    Issue Table of ContentsThe Musical Times, Vol. 67, No. 1006 (Dec. 1, 1926), pp. 1073-1136+1-4+1-4Gustav Holst: Notes for a Biography (I) [pp. 1073-1075]Some Notes on 'My Ladye Nevells Booke' [pp. 1075-1076]Music with Tears [pp. 1076-1078]Wireless and the Concert-Goer [pp. 1078-1080]Theoretical Teaching: Some Suggestions for Reform [pp. 1080-1081]Ad Libitum [pp. 1081-1082]Dr. Blow's Church Music and Its Deformities (Concluded) [pp. 1083-1085]Points from Lectures [pp. 1085-1086]Ravel's Pianoforte Technique [pp. 1087-1090]Music in the Foreign Press [pp. 1090-1091]A Neglected Opera: Gluck's 'Alceste' [pp. 1091-1094]Permanent British Opera in London [pp. 1094-1095]Review: New Music [pp. 1095-1098]The Musician's BookshelfReview: untitled [pp. 1098-1099]Review: untitled [p. 1099]Review: untitled [pp. 1099-1100]Review: untitled [p. 1100]Books Received [p. 1100]

    Sacred MusicA Lullaby Carol [pp. 1101-1108]

    Occasional Notes [p. 1109]Review: Player-Piano Notes [p. 1110]Review: Gramophone Notes [pp. 1110-1112]Church and Organ Music. Royal College of Organists [pp. 1112-1113]Liverpool Cathedral. Specification of the 'Willis' Organ [pp. 1114-1116]Letters to the Editor'Pedantry in Examinations [pp. 1116-1117]Music and Tears [p. 1117]A Pianophone [p. 1117]Colour Music [p. 1117]'Inexpensive' and Other Counterfeits [p. 1117]Disingenuous Journalism [pp. 1117-1118]A Correction [p. 1118]Standard Pitch [p. 1118]
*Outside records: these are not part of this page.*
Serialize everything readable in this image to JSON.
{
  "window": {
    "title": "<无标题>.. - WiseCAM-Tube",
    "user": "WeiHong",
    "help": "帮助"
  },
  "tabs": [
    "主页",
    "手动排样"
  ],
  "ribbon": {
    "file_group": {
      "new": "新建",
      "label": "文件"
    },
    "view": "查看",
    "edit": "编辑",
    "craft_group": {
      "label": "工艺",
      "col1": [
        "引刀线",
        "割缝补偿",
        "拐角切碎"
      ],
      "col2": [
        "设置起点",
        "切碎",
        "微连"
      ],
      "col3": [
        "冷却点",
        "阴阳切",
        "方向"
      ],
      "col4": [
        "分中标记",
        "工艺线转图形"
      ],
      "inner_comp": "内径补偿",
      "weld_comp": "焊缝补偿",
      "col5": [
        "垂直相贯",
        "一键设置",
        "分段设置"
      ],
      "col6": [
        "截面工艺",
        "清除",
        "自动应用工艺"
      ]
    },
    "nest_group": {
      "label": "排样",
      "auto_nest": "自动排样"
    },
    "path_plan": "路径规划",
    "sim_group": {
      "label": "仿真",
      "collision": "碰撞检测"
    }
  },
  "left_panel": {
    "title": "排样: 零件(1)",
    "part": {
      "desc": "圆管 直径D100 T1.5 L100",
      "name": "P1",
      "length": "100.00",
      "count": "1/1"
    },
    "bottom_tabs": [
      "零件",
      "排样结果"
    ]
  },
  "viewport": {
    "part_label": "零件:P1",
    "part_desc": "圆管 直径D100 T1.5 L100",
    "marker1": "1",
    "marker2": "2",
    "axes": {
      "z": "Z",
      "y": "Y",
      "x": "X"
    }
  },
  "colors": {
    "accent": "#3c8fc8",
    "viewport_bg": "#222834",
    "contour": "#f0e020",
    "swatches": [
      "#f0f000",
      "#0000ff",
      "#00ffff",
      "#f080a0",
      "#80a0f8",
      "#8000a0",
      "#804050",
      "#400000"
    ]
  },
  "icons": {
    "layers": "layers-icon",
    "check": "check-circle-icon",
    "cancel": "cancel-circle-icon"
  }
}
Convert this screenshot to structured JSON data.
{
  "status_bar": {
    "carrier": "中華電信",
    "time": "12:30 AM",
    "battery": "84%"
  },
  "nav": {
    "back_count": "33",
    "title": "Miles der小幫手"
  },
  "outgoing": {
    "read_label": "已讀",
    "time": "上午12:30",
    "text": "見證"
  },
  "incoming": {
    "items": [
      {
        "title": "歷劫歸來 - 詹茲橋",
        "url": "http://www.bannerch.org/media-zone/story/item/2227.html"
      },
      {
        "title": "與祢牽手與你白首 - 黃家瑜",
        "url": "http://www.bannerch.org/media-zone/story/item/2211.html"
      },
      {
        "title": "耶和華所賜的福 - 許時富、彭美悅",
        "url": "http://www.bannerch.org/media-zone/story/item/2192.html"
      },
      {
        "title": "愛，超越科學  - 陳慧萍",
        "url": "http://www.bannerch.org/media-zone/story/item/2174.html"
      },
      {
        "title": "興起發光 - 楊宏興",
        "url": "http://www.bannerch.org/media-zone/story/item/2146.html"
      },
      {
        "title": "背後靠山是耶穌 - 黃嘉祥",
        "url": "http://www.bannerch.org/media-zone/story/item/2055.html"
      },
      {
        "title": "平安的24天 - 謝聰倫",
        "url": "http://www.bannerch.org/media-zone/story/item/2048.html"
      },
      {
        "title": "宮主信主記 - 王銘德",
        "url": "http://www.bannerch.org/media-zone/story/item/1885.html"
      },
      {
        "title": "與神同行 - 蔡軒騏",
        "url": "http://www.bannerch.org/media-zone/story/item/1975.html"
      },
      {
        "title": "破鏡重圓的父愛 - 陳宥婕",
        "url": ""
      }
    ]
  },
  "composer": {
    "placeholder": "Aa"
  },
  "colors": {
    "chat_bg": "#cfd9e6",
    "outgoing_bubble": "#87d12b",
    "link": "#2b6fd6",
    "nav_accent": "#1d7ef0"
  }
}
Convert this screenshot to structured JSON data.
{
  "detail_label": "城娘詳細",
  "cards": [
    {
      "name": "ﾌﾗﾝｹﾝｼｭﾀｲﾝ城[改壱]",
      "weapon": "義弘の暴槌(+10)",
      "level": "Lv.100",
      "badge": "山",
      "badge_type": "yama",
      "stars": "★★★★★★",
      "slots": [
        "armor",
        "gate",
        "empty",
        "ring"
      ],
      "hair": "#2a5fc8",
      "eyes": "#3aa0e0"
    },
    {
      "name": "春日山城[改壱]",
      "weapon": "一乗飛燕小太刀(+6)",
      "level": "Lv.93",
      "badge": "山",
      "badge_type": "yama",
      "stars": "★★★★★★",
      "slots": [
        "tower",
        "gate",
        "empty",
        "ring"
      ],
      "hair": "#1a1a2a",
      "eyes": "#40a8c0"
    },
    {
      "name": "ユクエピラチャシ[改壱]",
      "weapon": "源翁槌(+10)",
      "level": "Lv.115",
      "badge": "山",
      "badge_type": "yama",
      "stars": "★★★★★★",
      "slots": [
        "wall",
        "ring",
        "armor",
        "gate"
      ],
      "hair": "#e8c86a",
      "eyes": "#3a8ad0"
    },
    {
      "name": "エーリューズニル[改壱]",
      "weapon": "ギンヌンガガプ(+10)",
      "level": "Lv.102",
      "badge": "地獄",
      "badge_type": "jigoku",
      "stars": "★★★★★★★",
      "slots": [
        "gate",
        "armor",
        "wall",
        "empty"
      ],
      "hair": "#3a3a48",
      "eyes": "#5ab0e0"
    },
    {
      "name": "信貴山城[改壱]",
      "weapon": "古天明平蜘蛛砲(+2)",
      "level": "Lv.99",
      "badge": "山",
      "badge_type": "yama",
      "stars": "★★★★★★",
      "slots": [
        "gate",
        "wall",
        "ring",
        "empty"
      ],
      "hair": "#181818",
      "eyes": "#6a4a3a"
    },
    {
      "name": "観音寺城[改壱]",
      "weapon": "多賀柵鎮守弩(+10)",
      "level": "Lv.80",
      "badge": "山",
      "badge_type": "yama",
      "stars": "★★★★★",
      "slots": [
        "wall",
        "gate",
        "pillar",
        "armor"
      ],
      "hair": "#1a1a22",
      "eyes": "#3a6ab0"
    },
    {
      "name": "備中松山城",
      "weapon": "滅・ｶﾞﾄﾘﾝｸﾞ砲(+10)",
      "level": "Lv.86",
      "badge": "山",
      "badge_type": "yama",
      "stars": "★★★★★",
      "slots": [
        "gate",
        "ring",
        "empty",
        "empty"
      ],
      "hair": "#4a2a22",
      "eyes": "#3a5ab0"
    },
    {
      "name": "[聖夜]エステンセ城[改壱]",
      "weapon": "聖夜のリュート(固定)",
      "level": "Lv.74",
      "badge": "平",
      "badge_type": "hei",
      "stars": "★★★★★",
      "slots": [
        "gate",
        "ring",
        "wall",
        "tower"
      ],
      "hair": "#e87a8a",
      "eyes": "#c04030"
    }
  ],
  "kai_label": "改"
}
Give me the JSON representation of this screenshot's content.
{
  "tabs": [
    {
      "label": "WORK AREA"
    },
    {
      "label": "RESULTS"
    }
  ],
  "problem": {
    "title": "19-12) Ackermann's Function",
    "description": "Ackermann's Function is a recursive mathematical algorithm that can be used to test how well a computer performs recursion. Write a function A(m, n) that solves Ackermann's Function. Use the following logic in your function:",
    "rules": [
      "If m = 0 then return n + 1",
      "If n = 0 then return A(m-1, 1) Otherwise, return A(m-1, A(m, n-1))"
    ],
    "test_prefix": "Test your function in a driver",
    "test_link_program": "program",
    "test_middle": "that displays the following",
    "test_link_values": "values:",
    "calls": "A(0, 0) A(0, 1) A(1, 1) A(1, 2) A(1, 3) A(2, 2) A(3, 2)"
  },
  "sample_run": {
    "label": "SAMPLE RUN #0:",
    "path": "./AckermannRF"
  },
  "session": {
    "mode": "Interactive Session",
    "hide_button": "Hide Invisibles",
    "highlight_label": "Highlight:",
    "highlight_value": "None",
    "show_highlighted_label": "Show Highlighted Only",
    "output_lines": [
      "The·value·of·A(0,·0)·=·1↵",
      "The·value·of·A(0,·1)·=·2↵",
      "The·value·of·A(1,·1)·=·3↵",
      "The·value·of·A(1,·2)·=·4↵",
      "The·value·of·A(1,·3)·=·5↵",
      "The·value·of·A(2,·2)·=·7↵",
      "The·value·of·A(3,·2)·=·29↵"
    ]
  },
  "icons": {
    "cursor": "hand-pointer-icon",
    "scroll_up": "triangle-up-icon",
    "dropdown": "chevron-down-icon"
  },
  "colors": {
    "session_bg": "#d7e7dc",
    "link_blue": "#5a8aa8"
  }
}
    The Amateurs' Exchange [p. 1118]Sharps and Flats [p. 1118]Society of Women Musicians [p. 1118]Visit of a Famous Czech Choir: The Prague Teachers [pp. 1118-1119]The Bristol Opera Season [p. 1119]Eastbourne Musical Festival [pp. 1119-1120]The New Buildings at the Royal Academy of Music [pp. 1120-1121]Royal Academy of Music [p. 1121]Royal College of Music [p. 1121]Trinity College of Music [p. 1122]London Concerts [pp. 1122-1126]Competition Festival Record [p. 1126]Music in the Provinces [pp. 1126-1128]Music in Scotland [pp. 1128-1129]Music in Wales [p. 1129]Music in Ireland [p. 1130]Musical Notes from Abroad [pp. 1130-1133]Francis Koeller: An Appreciation [pp. 1133-1134]Obituary: Robert Newman [p. 1134]Obituary: Horton Allison [p. 1134]Obituary: Frank Kidson [p. 1134]Obituary: Henry Martin Dowson [p. 1134]Miscellaneous [p. 1135]Answers to Correspondents [p. 1135]Extra Supplement: The Christ-Child [pp. 1-4]Extra Supplement: While Shepherds Watched [pp. 1-4]Back Matter [p. 1136-1136]